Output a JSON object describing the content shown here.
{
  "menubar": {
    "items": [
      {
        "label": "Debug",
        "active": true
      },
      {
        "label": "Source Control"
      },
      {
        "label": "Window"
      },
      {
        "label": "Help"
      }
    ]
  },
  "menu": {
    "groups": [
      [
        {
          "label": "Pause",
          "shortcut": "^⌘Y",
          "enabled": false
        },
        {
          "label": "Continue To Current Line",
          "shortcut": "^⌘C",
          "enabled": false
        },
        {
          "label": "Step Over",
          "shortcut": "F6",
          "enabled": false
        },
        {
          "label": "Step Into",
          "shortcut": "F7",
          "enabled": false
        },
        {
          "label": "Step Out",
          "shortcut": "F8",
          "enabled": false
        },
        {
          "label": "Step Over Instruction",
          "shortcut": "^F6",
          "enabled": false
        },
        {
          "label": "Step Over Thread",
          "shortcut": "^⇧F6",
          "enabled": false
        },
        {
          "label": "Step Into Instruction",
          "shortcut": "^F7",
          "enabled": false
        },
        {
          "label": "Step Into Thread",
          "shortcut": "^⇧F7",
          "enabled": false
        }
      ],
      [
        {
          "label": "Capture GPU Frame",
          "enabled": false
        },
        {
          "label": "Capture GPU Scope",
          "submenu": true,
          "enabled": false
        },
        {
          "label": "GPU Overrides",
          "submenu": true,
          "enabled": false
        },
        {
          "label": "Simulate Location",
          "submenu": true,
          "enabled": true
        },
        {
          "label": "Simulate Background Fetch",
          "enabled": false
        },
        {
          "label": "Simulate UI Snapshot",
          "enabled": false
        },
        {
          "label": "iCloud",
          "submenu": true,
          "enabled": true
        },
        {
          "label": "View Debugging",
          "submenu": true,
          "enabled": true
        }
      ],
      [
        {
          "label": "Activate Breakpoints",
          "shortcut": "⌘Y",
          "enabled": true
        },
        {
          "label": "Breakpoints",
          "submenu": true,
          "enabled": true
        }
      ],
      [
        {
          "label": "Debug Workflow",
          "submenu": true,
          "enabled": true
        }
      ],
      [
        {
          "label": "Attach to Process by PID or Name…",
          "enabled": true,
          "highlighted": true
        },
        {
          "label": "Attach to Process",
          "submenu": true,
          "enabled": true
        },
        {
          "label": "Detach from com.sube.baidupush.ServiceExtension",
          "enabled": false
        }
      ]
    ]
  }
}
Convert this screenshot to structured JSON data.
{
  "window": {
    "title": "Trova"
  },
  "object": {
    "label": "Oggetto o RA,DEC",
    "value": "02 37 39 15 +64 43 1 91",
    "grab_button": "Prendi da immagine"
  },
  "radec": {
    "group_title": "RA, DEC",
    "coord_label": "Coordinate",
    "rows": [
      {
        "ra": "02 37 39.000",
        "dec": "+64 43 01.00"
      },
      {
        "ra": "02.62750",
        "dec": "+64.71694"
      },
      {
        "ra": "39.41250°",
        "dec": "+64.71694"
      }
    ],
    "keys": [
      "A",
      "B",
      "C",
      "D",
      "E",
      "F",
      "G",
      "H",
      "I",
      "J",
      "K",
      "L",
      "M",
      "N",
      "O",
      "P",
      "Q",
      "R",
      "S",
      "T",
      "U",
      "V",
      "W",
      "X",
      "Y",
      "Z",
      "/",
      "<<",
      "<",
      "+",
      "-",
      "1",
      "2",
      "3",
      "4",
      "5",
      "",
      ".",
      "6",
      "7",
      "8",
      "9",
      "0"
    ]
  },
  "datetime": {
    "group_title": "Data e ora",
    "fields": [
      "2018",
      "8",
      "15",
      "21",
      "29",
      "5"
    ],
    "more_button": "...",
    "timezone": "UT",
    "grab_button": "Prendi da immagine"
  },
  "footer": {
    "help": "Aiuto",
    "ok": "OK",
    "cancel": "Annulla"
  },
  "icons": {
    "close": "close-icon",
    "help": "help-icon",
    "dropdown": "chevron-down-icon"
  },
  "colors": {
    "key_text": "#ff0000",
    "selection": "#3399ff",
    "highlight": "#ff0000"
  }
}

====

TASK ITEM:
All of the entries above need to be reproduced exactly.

TASK SOLUTION:
Output a JSON object describing the content shown here.
{
  "menubar": {
    "items": [
      {
        "label": "Debug",
        "active": true
      },
      {
        "label": "Source Control"
      },
      {
        "label": "Window"
      },
      {
        "label": "Help"
      }
    ]
  },
  "menu": {
    "groups": [
      [
        {
          "label": "Pause",
          "shortcut": "^⌘Y",
          "enabled": false
        },
        {
          "label": "Continue To Current Line",
          "shortcut": "^⌘C",
          "enabled": false
        },
        {
          "label": "Step Over",
          "shortcut": "F6",
          "enabled": false
        },
        {
          "label": "Step Into",
          "shortcut": "F7",
          "enabled": false
        },
        {
          "label": "Step Out",
          "shortcut": "F8",
          "enabled": false
        },
        {
          "label": "Step Over Instruction",
          "shortcut": "^F6",
          "enabled": false
        },
        {
          "label": "Step Over Thread",
          "shortcut": "^⇧F6",
          "enabled": false
        },
        {
          "label": "Step Into Instruction",
          "shortcut": "^F7",
          "enabled": false
        },
        {
          "label": "Step Into Thread",
          "shortcut": "^⇧F7",
          "enabled": false
        }
      ],
      [
        {
          "label": "Capture GPU Frame",
          "enabled": false
        },
        {
          "label": "Capture GPU Scope",
          "submenu": true,
          "enabled": false
        },
        {
          "label": "GPU Overrides",
          "submenu": true,
          "enabled": false
        },
        {
          "label": "Simulate Location",
          "submenu": true,
          "enabled": true
        },
        {
          "label": "Simulate Background Fetch",
          "enabled": false
        },
        {
          "label": "Simulate UI Snapshot",
          "enabled": false
        },
        {
          "label": "iCloud",
          "submenu": true,
          "enabled": true
        },
        {
          "label": "View Debugging",
          "submenu": true,
          "enabled": true
        }
      ],
      [
        {
          "label": "Activate Breakpoints",
          "shortcut": "⌘Y",
          "enabled": true
        },
        {
          "label": "Breakpoints",
          "submenu": true,
          "enabled": true
        }
      ],
      [
        {
          "label": "Debug Workflow",
          "submenu": true,
          "enabled": true
        }
      ],
      [
        {
          "label": "Attach to Process by PID or Name…",
          "enabled": true,
          "highlighted": true
        },
        {
          "label": "Attach to Process",
          "submenu": true,
          "enabled": true
        },
        {
          "label": "Detach from com.sube.baidupush.ServiceExtension",
          "enabled": false
        }
      ]
    ]
  }
}
Convert this screenshot to structured JSON data.
{
  "window": {
    "title": "Trova"
  },
  "object": {
    "label": "Oggetto o RA,DEC",
    "value": "02 37 39 15 +64 43 1 91",
    "grab_button": "Prendi da immagine"
  },
  "radec": {
    "group_title": "RA, DEC",
    "coord_label": "Coordinate",
    "rows": [
      {
        "ra": "02 37 39.000",
        "dec": "+64 43 01.00"
      },
      {
        "ra": "02.62750",
        "dec": "+64.71694"
      },
      {
        "ra": "39.41250°",
        "dec": "+64.71694"
      }
    ],
    "keys": [
      "A",
      "B",
      "C",
      "D",
      "E",
      "F",
      "G",
      "H",
      "I",
      "J",
      "K",
      "L",
      "M",
      "N",
      "O",
      "P",
      "Q",
      "R",
      "S",
      "T",
      "U",
      "V",
      "W",
      "X",
      "Y",
      "Z",
      "/",
      "<<",
      "<",
      "+",
      "-",
      "1",
      "2",
      "3",
      "4",
      "5",
      "",
      ".",
      "6",
      "7",
      "8",
      "9",
      "0"
    ]
  },
  "datetime": {
    "group_title": "Data e ora",
    "fields": [
      "2018",
      "8",
      "15",
      "21",
      "29",
      "5"
    ],
    "more_button": "...",
    "timezone": "UT",
    "grab_button": "Prendi da immagine"
  },
  "footer": {
    "help": "Aiuto",
    "ok": "OK",
    "cancel": "Annulla"
  },
  "icons": {
    "close": "close-icon",
    "help": "help-icon",
    "dropdown": "chevron-down-icon"
  },
  "colors": {
    "key_text": "#ff0000",
    "selection": "#3399ff",
    "highlight": "#ff0000"
  }
}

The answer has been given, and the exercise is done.